======== GIVEN ENTRIES ========

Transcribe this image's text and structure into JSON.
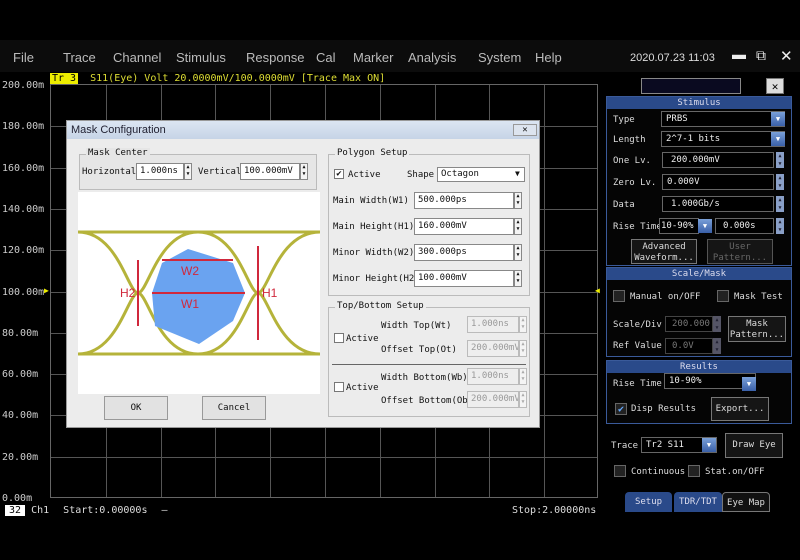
{
  "menu": [
    "File",
    "Trace",
    "Channel",
    "Stimulus",
    "Response",
    "Cal",
    "Marker",
    "Analysis",
    "System",
    "Help"
  ],
  "datetime": "2020.07.23 11:03",
  "window_icons": [
    "minimize-icon",
    "restore-icon",
    "close-icon"
  ],
  "trace_header": {
    "badge": "Tr 3",
    "text": "S11(Eye) Volt 20.0000mV/100.0000mV  [Trace Max ON]"
  },
  "y_axis": [
    "200.00m",
    "180.00m",
    "160.00m",
    "140.00m",
    "120.00m",
    "100.00m",
    "80.00m",
    "60.00m",
    "40.00m",
    "20.00m",
    "0.00m"
  ],
  "footer": {
    "num": "32",
    "channel": "Ch1",
    "start": "Start:0.00000s",
    "dash": "—",
    "stop": "Stop:2.00000ns"
  },
  "dialog": {
    "title": "Mask Configuration",
    "mask_center": {
      "title": "Mask Center",
      "h_label": "Horizontal",
      "h_value": "1.000ns",
      "v_label": "Vertical",
      "v_value": "100.000mV"
    },
    "diagram_labels": {
      "w1": "W1",
      "w2": "W2",
      "h1": "H1",
      "h2": "H2"
    },
    "colors": {
      "eye": "#b5b33a",
      "mask": "#6aa3f0",
      "arrow": "#d0283c"
    },
    "ok": "OK",
    "cancel": "Cancel",
    "polygon": {
      "title": "Polygon Setup",
      "active_label": "Active",
      "active": true,
      "shape_label": "Shape",
      "shape": "Octagon",
      "fields": [
        {
          "label": "Main Width(W1)",
          "value": "500.000ps"
        },
        {
          "label": "Main Height(H1)",
          "value": "160.000mV"
        },
        {
          "label": "Minor Width(W2)",
          "value": "300.000ps"
        },
        {
          "label": "Minor Height(H2)",
          "value": "100.000mV"
        }
      ]
    },
    "topbottom": {
      "title": "Top/Bottom Setup",
      "top": {
        "active_label": "Active",
        "active": false,
        "w_label": "Width Top(Wt)",
        "w_value": "1.000ns",
        "o_label": "Offset Top(Ot)",
        "o_value": "200.000mV"
      },
      "bottom": {
        "active_label": "Active",
        "active": false,
        "w_label": "Width Bottom(Wb)",
        "w_value": "1.000ns",
        "o_label": "Offset Bottom(Ob)",
        "o_value": "200.000mV"
      }
    }
  },
  "panel": {
    "stimulus": {
      "title": "Stimulus",
      "type_label": "Type",
      "type": "PRBS",
      "length_label": "Length",
      "length": "2^7-1 bits",
      "one_label": "One Lv.",
      "one": "200.000mV",
      "zero_label": "Zero Lv.",
      "zero": "0.000V",
      "data_label": "Data",
      "data": "1.000Gb/s",
      "rise_label": "Rise Time",
      "rise_mode": "10-90%",
      "rise": "0.000s",
      "adv": "Advanced Waveform...",
      "user": "User Pattern..."
    },
    "scale": {
      "title": "Scale/Mask",
      "manual": "Manual on/OFF",
      "mask_test": "Mask Test",
      "scale_label": "Scale/Div",
      "scale": "200.000",
      "ref_label": "Ref Value",
      "ref": "0.0V",
      "mask_pattern": "Mask Pattern..."
    },
    "results": {
      "title": "Results",
      "rise_label": "Rise Time",
      "rise": "10-90%",
      "disp": "Disp Results",
      "disp_checked": true,
      "export": "Export..."
    },
    "trace_label": "Trace",
    "trace": "Tr2 S11",
    "draw_eye": "Draw Eye",
    "continuous": "Continuous",
    "stat": "Stat.on/OFF",
    "tabs": [
      "Setup",
      "TDR/TDT",
      "Eye Map"
    ]
  }
}
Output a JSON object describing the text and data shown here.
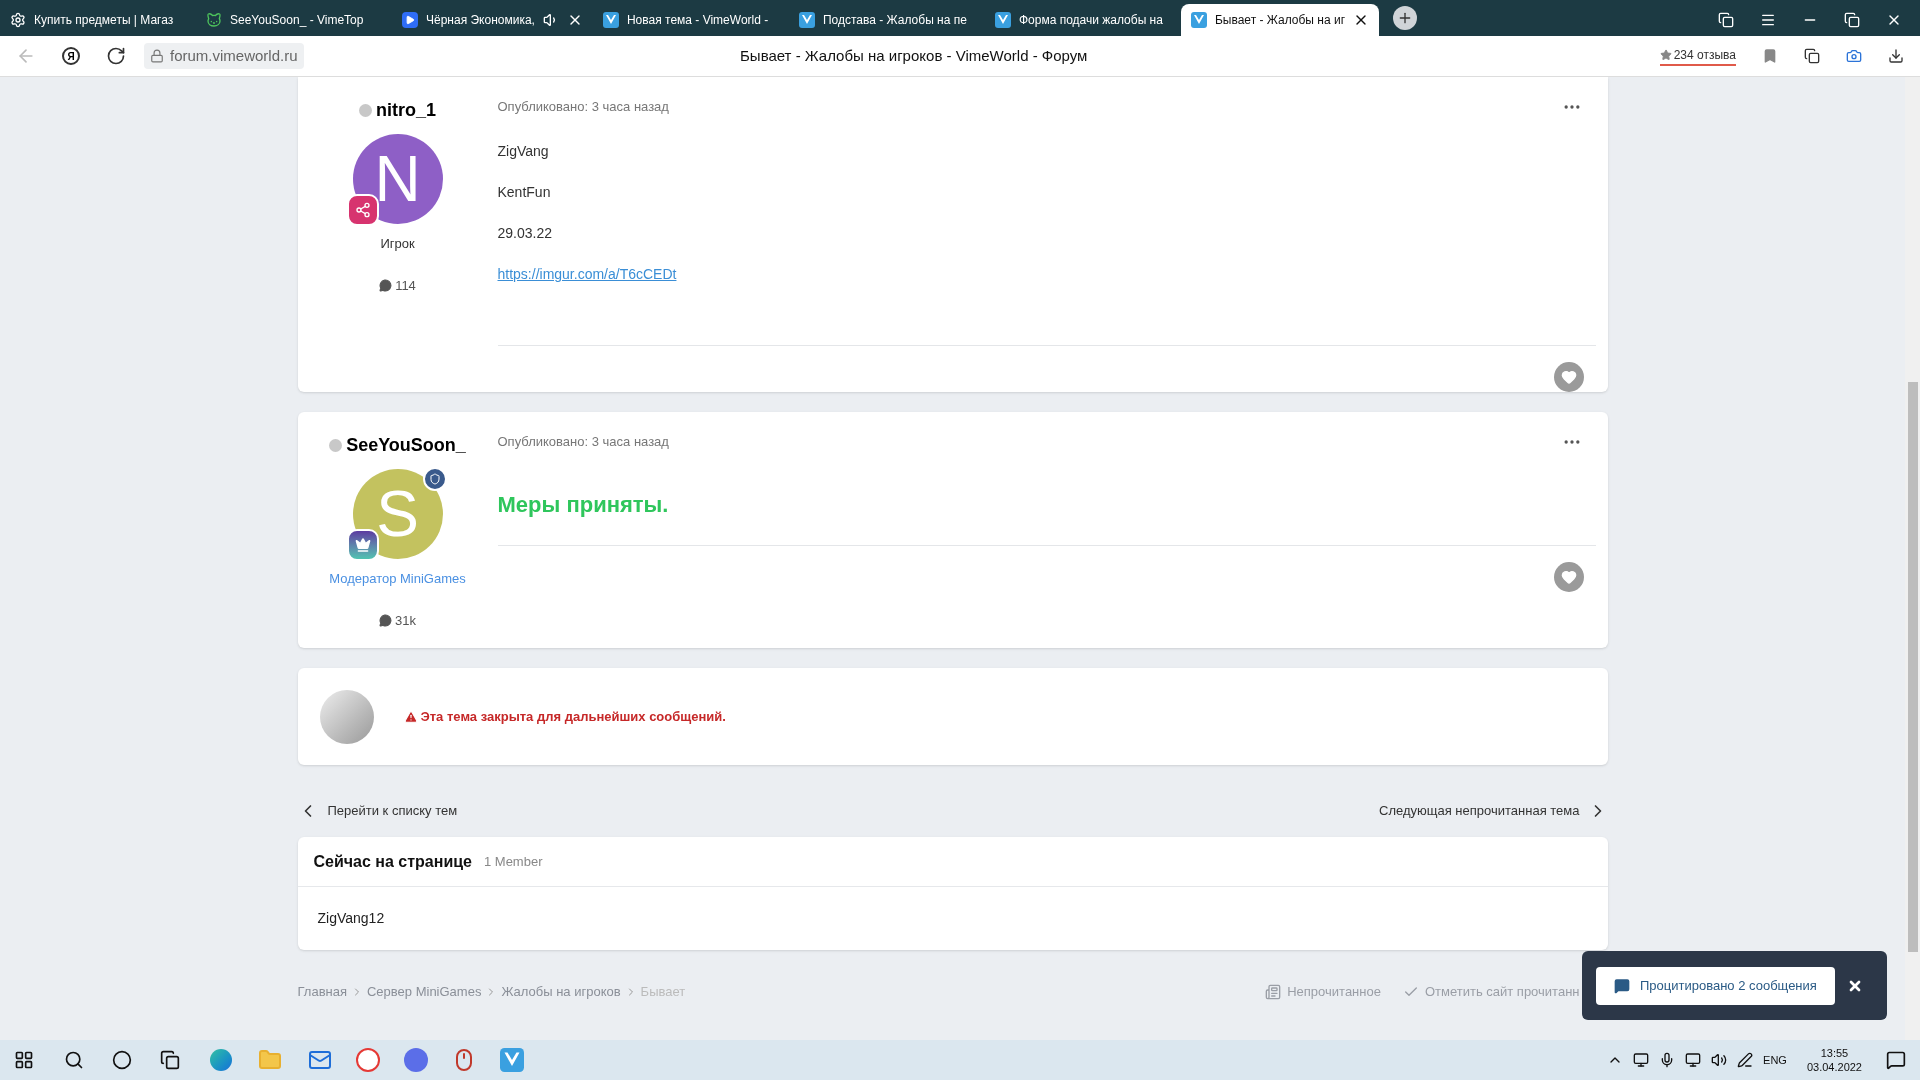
{
  "browser": {
    "tabs": [
      {
        "title": "Купить предметы | Магаз",
        "selected": false,
        "audio": false
      },
      {
        "title": "SeeYouSoon_ - VimeTop",
        "selected": false,
        "audio": false
      },
      {
        "title": "Чёрная Экономика,",
        "selected": false,
        "audio": true
      },
      {
        "title": "Новая тема - VimeWorld -",
        "selected": false,
        "audio": false
      },
      {
        "title": "Подстава - Жалобы на пе",
        "selected": false,
        "audio": false
      },
      {
        "title": "Форма подачи жалобы на",
        "selected": false,
        "audio": false
      },
      {
        "title": "Бывает - Жалобы на иг",
        "selected": true,
        "audio": false
      }
    ],
    "home_button": "Я",
    "address": "forum.vimeworld.ru",
    "page_title": "Бывает - Жалобы на игроков - VimeWorld - Форум",
    "reviews": "234 отзыва"
  },
  "posts": [
    {
      "author": "nitro_1",
      "online": false,
      "avatar_letter": "N",
      "moderator": false,
      "role": "Игрок",
      "posts_count": "114",
      "published": "Опубликовано: 3 часа назад",
      "content": [
        {
          "kind": "text",
          "text": "ZigVang"
        },
        {
          "kind": "text",
          "text": "KentFun"
        },
        {
          "kind": "text",
          "text": "29.03.22"
        },
        {
          "kind": "link",
          "text": "https://imgur.com/a/T6cCEDt"
        }
      ]
    },
    {
      "author": "SeeYouSoon_",
      "online": false,
      "avatar_letter": "S",
      "moderator": true,
      "role": "Модератор MiniGames",
      "posts_count": "31k",
      "published": "Опубликовано: 3 часа назад",
      "content": [
        {
          "kind": "verdict",
          "text": "Меры приняты."
        }
      ]
    }
  ],
  "closed_notice": "Эта тема закрыта для дальнейших сообщений.",
  "nav": {
    "back": "Перейти к списку тем",
    "next": "Следующая непрочитанная тема"
  },
  "online_block": {
    "title": "Сейчас на странице",
    "count": "1 Member",
    "members": [
      "ZigVang12"
    ]
  },
  "breadcrumbs": [
    {
      "label": "Главная",
      "current": false
    },
    {
      "label": "Сервер MiniGames",
      "current": false
    },
    {
      "label": "Жалобы на игроков",
      "current": false
    },
    {
      "label": "Бывает",
      "current": true
    }
  ],
  "footer_links": [
    {
      "kind": "unread",
      "label": "Непрочитанное"
    },
    {
      "kind": "mark",
      "label": "Отметить сайт прочитанн"
    }
  ],
  "toast": {
    "label": "Процитировано 2 сообщения"
  },
  "taskbar": {
    "lang": "ENG",
    "time": "13:55",
    "date": "03.04.2022"
  }
}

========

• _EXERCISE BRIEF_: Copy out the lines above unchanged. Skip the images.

• _OUTPUT FOR THIS EXERCISE_:
Transcribe this image's text and structure into JSON.
{
  "menu": [
    "File",
    "Trace",
    "Channel",
    "Stimulus",
    "Response",
    "Cal",
    "Marker",
    "Analysis",
    "System",
    "Help"
  ],
  "datetime": "2020.07.23 11:03",
  "window_icons": [
    "minimize-icon",
    "restore-icon",
    "close-icon"
  ],
  "trace_header": {
    "badge": "Tr 3",
    "text": "S11(Eye) Volt 20.0000mV/100.0000mV  [Trace Max ON]"
  },
  "y_axis": [
    "200.00m",
    "180.00m",
    "160.00m",
    "140.00m",
    "120.00m",
    "100.00m",
    "80.00m",
    "60.00m",
    "40.00m",
    "20.00m",
    "0.00m"
  ],
  "footer": {
    "num": "32",
    "channel": "Ch1",
    "start": "Start:0.00000s",
    "dash": "—",
    "stop": "Stop:2.00000ns"
  },
  "dialog": {
    "title": "Mask Configuration",
    "mask_center": {
      "title": "Mask Center",
      "h_label": "Horizontal",
      "h_value": "1.000ns",
      "v_label": "Vertical",
      "v_value": "100.000mV"
    },
    "diagram_labels": {
      "w1": "W1",
      "w2": "W2",
      "h1": "H1",
      "h2": "H2"
    },
    "colors": {
      "eye": "#b5b33a",
      "mask": "#6aa3f0",
      "arrow": "#d0283c"
    },
    "ok": "OK",
    "cancel": "Cancel",
    "polygon": {
      "title": "Polygon Setup",
      "active_label": "Active",
      "active": true,
      "shape_label": "Shape",
      "shape": "Octagon",
      "fields": [
        {
          "label": "Main Width(W1)",
          "value": "500.000ps"
        },
        {
          "label": "Main Height(H1)",
          "value": "160.000mV"
        },
        {
          "label": "Minor Width(W2)",
          "value": "300.000ps"
        },
        {
          "label": "Minor Height(H2)",
          "value": "100.000mV"
        }
      ]
    },
    "topbottom": {
      "title": "Top/Bottom Setup",
      "top": {
        "active_label": "Active",
        "active": false,
        "w_label": "Width Top(Wt)",
        "w_value": "1.000ns",
        "o_label": "Offset Top(Ot)",
        "o_value": "200.000mV"
      },
      "bottom": {
        "active_label": "Active",
        "active": false,
        "w_label": "Width Bottom(Wb)",
        "w_value": "1.000ns",
        "o_label": "Offset Bottom(Ob)",
        "o_value": "200.000mV"
      }
    }
  },
  "panel": {
    "stimulus": {
      "title": "Stimulus",
      "type_label": "Type",
      "type": "PRBS",
      "length_label": "Length",
      "length": "2^7-1 bits",
      "one_label": "One Lv.",
      "one": "200.000mV",
      "zero_label": "Zero Lv.",
      "zero": "0.000V",
      "data_label": "Data",
      "data": "1.000Gb/s",
      "rise_label": "Rise Time",
      "rise_mode": "10-90%",
      "rise": "0.000s",
      "adv": "Advanced Waveform...",
      "user": "User Pattern..."
    },
    "scale": {
      "title": "Scale/Mask",
      "manual": "Manual on/OFF",
      "mask_test": "Mask Test",
      "scale_label": "Scale/Div",
      "scale": "200.000",
      "ref_label": "Ref Value",
      "ref": "0.0V",
      "mask_pattern": "Mask Pattern..."
    },
    "results": {
      "title": "Results",
      "rise_label": "Rise Time",
      "rise": "10-90%",
      "disp": "Disp Results",
      "disp_checked": true,
      "export": "Export..."
    },
    "trace_label": "Trace",
    "trace": "Tr2 S11",
    "draw_eye": "Draw Eye",
    "continuous": "Continuous",
    "stat": "Stat.on/OFF",
    "tabs": [
      "Setup",
      "TDR/TDT",
      "Eye Map"
    ]
  }
}
Output a JSON object describing the text and data shown here.
{
  "browser": {
    "tabs": [
      {
        "title": "Купить предметы | Магаз",
        "selected": false,
        "audio": false
      },
      {
        "title": "SeeYouSoon_ - VimeTop",
        "selected": false,
        "audio": false
      },
      {
        "title": "Чёрная Экономика,",
        "selected": false,
        "audio": true
      },
      {
        "title": "Новая тема - VimeWorld -",
        "selected": false,
        "audio": false
      },
      {
        "title": "Подстава - Жалобы на пе",
        "selected": false,
        "audio": false
      },
      {
        "title": "Форма подачи жалобы на",
        "selected": false,
        "audio": false
      },
      {
        "title": "Бывает - Жалобы на иг",
        "selected": true,
        "audio": false
      }
    ],
    "home_button": "Я",
    "address": "forum.vimeworld.ru",
    "page_title": "Бывает - Жалобы на игроков - VimeWorld - Форум",
    "reviews": "234 отзыва"
  },
  "posts": [
    {
      "author": "nitro_1",
      "online": false,
      "avatar_letter": "N",
      "moderator": false,
      "role": "Игрок",
      "posts_count": "114",
      "published": "Опубликовано: 3 часа назад",
      "content": [
        {
          "kind": "text",
          "text": "ZigVang"
        },
        {
          "kind": "text",
          "text": "KentFun"
        },
        {
          "kind": "text",
          "text": "29.03.22"
        },
        {
          "kind": "link",
          "text": "https://imgur.com/a/T6cCEDt"
        }
      ]
    },
    {
      "author": "SeeYouSoon_",
      "online": false,
      "avatar_letter": "S",
      "moderator": true,
      "role": "Модератор MiniGames",
      "posts_count": "31k",
      "published": "Опубликовано: 3 часа назад",
      "content": [
        {
          "kind": "verdict",
          "text": "Меры приняты."
        }
      ]
    }
  ],
  "closed_notice": "Эта тема закрыта для дальнейших сообщений.",
  "nav": {
    "back": "Перейти к списку тем",
    "next": "Следующая непрочитанная тема"
  },
  "online_block": {
    "title": "Сейчас на странице",
    "count": "1 Member",
    "members": [
      "ZigVang12"
    ]
  },
  "breadcrumbs": [
    {
      "label": "Главная",
      "current": false
    },
    {
      "label": "Сервер MiniGames",
      "current": false
    },
    {
      "label": "Жалобы на игроков",
      "current": false
    },
    {
      "label": "Бывает",
      "current": true
    }
  ],
  "footer_links": [
    {
      "kind": "unread",
      "label": "Непрочитанное"
    },
    {
      "kind": "mark",
      "label": "Отметить сайт прочитанн"
    }
  ],
  "toast": {
    "label": "Процитировано 2 сообщения"
  },
  "taskbar": {
    "lang": "ENG",
    "time": "13:55",
    "date": "03.04.2022"
  }
}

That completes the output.